China, the world’s largest consumer of red metals, originally indicated it would allow high-quality nonferrous scrap imports to enter the country in July without being subject to quotas. That deadline came and went, however, without the change being implemented. Traders and recycling associations are reporting that the Chinese government wants to establish a registration system for exporters before giving the go-ahead to the new classification system.

The Beijing-based China Nonferrous Metals Industry Association Recycling Metal Branch (CMRA) has notified overseas traders that they have until Sept. 3 to apply for what it describes as a no-cost qualification certificate to ship high-grade copper and aluminum scrap grades to China under its new system.

The request for information involves paper and electronic forms and appears to be similar to the type and quantity of information overseas companies have submitted for General Administration of Quality Supervision, Inspection and Quarantine (AQSIQ) licensing under the prior import system.

On a question-and-answer page (in Chinese) on its website, CMRA says the registration information is not mandatory but that “qualified overseas suppliers will [have] priority for preshipment inspection.”

The China Inspection Group will remain involved in the scrap exporting process, as it was under the AQSIQ regimen, according to the same Q&A page. However, “Companies that already have AQSIQ certificates still need to reapply” for the new certificate, CMRA writes.

“To place this in its proper global context, China has imported more refined copper in the past two months than Germany—the world’s third-largest consumer—used in the whole of 2019.” – Jonathan Barnes of Roskill

An analysis by London-based Roskill shows China’s inability to import copper-bearing scrap as a result of its current quota system and policies has caused a shift in its red metal trading patterns.

An Aug. 14 analysis by Jonathan Barnes of Roskill says the quick rebound in China’s infrastructure-driven economy after first-quarter COVID-19 impacts shows the nation is still hungry for metal.

However, the Chinese government’s strict quotas on copper scrap—followed by a delay in introducing the new scrap import system—has created a 300,000-metric-ton shortfall in copper units so far in 2020.

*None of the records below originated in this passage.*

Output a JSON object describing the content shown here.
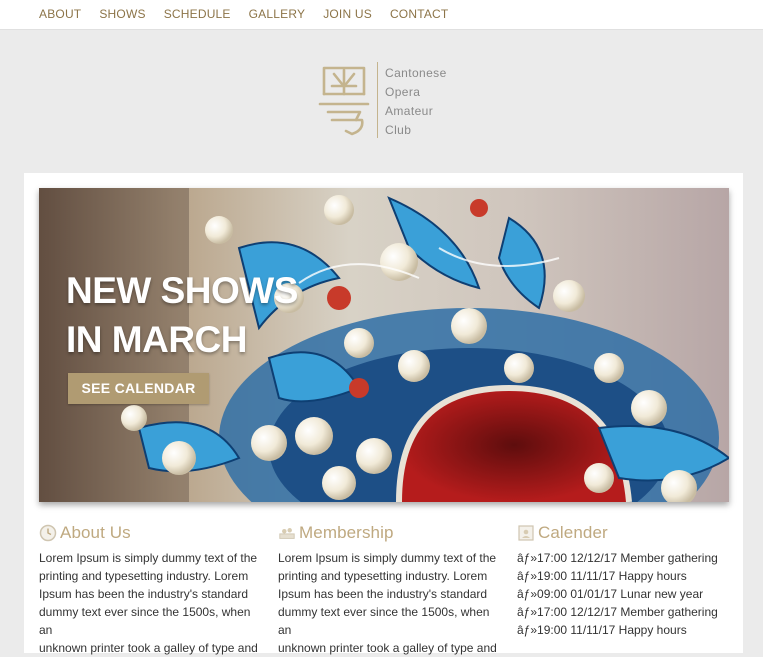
{
  "nav": {
    "items": [
      "ABOUT",
      "SHOWS",
      "SCHEDULE",
      "GALLERY",
      "JOIN US",
      "CONTACT"
    ]
  },
  "logo": {
    "glyph": "粵",
    "lines": [
      "Cantonese",
      "Opera",
      "Amateur",
      "Club"
    ]
  },
  "hero": {
    "headline": [
      "NEW SHOWS",
      "IN MARCH"
    ],
    "cta_label": "SEE CALENDAR"
  },
  "sections": {
    "about": {
      "title": "About Us",
      "icon": "clock-icon",
      "lines": [
        "Lorem Ipsum is simply dummy text of the",
        "printing and typesetting industry. Lorem",
        "Ipsum has been the industry's standard",
        "dummy text ever since the 1500s, when an",
        "unknown printer took a galley of type and"
      ]
    },
    "membership": {
      "title": "Membership",
      "icon": "membership-icon",
      "lines": [
        "Lorem Ipsum is simply dummy text of the",
        "printing and typesetting industry. Lorem",
        "Ipsum has been the industry's standard",
        "dummy text ever since the 1500s, when an",
        "unknown printer took a galley of type and"
      ]
    },
    "calendar": {
      "title": "Calender",
      "icon": "calendar-icon",
      "events": [
        "âƒ»17:00 12/12/17 Member gathering",
        "âƒ»19:00 11/11/17 Happy hours",
        "âƒ»09:00 01/01/17 Lunar new year",
        "âƒ»17:00 12/12/17 Member gathering",
        "âƒ»19:00 11/11/17 Happy hours"
      ]
    }
  },
  "colors": {
    "accent": "#8c7448",
    "heading": "#bfa980",
    "button": "#b09b72",
    "page_bg": "#ebebeb"
  }
}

This “deficit in secondary supplies is one of the main factors explaining the 675,000-ton surge in Chinese refined imports to 2.6 million metric tons” in the first seven months of 2020, Barnes writes. He continues, “China has more than doubled its imports of secondary ingot to partially compensate for the halving of its scrap purchases.

“To place this in its proper global context, China has imported more refined copper in the past two months than Germany—the world’s third-largest consumer—used in the whole of 2019,” he adds.

The Roskill analyst says the lack of scrap “has been instrumental in contributing to the incised V-shaped rebound in prices” for copper.

While U.S. sources say retail and industrial nonferrous scrap flows have improved, industrial generation remains off by 15 to 20 percent compared with prepandemic levels.

A trader with a Midwest-based scrap processing firm says copper spreads have begun to widen as of early August, though they remained relatively consistent as the COMEX price rebounded earlier in the pandemic. He adds that was something of an anomaly as spreads typically would widen.

The trader adds, “The market came all the way back really, really fast.”